> **DATA EXCERPTS**:
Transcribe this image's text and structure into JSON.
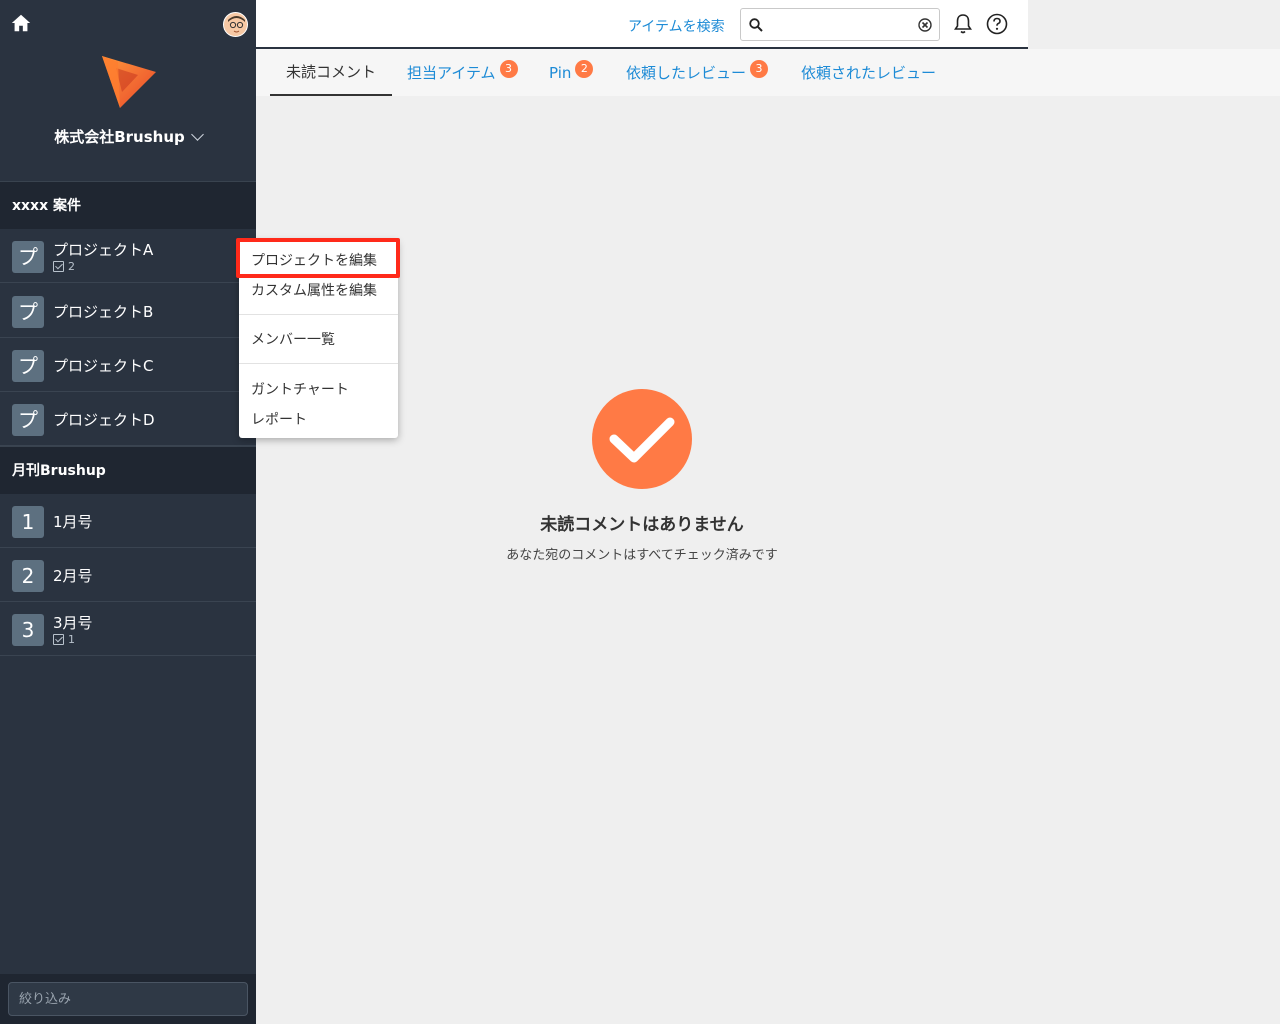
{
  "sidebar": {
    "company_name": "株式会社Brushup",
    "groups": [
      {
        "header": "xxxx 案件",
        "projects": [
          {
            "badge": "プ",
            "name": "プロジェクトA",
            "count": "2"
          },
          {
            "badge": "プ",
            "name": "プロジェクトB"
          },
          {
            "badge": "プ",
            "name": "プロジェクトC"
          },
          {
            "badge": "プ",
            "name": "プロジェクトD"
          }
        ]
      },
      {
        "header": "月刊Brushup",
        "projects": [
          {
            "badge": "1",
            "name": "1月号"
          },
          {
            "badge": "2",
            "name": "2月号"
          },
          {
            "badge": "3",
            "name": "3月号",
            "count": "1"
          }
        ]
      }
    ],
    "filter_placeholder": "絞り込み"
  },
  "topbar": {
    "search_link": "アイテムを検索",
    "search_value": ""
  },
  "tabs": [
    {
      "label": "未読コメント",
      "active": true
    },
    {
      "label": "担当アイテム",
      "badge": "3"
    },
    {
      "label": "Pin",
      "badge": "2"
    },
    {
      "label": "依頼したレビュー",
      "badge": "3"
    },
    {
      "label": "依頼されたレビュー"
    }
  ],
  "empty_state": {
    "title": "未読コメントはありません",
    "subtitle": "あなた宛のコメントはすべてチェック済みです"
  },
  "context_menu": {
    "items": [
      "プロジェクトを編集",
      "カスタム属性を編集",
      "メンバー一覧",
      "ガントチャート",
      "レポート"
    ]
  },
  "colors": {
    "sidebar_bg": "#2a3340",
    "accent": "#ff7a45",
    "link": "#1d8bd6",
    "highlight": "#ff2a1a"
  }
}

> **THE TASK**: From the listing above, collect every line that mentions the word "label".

> **EXERCISE OUTPUT**:
      "label": "未読コメント",
      "label": "担当アイテム",
      "label": "Pin",
      "label": "依頼したレビュー",
      "label": "依頼されたレビュー"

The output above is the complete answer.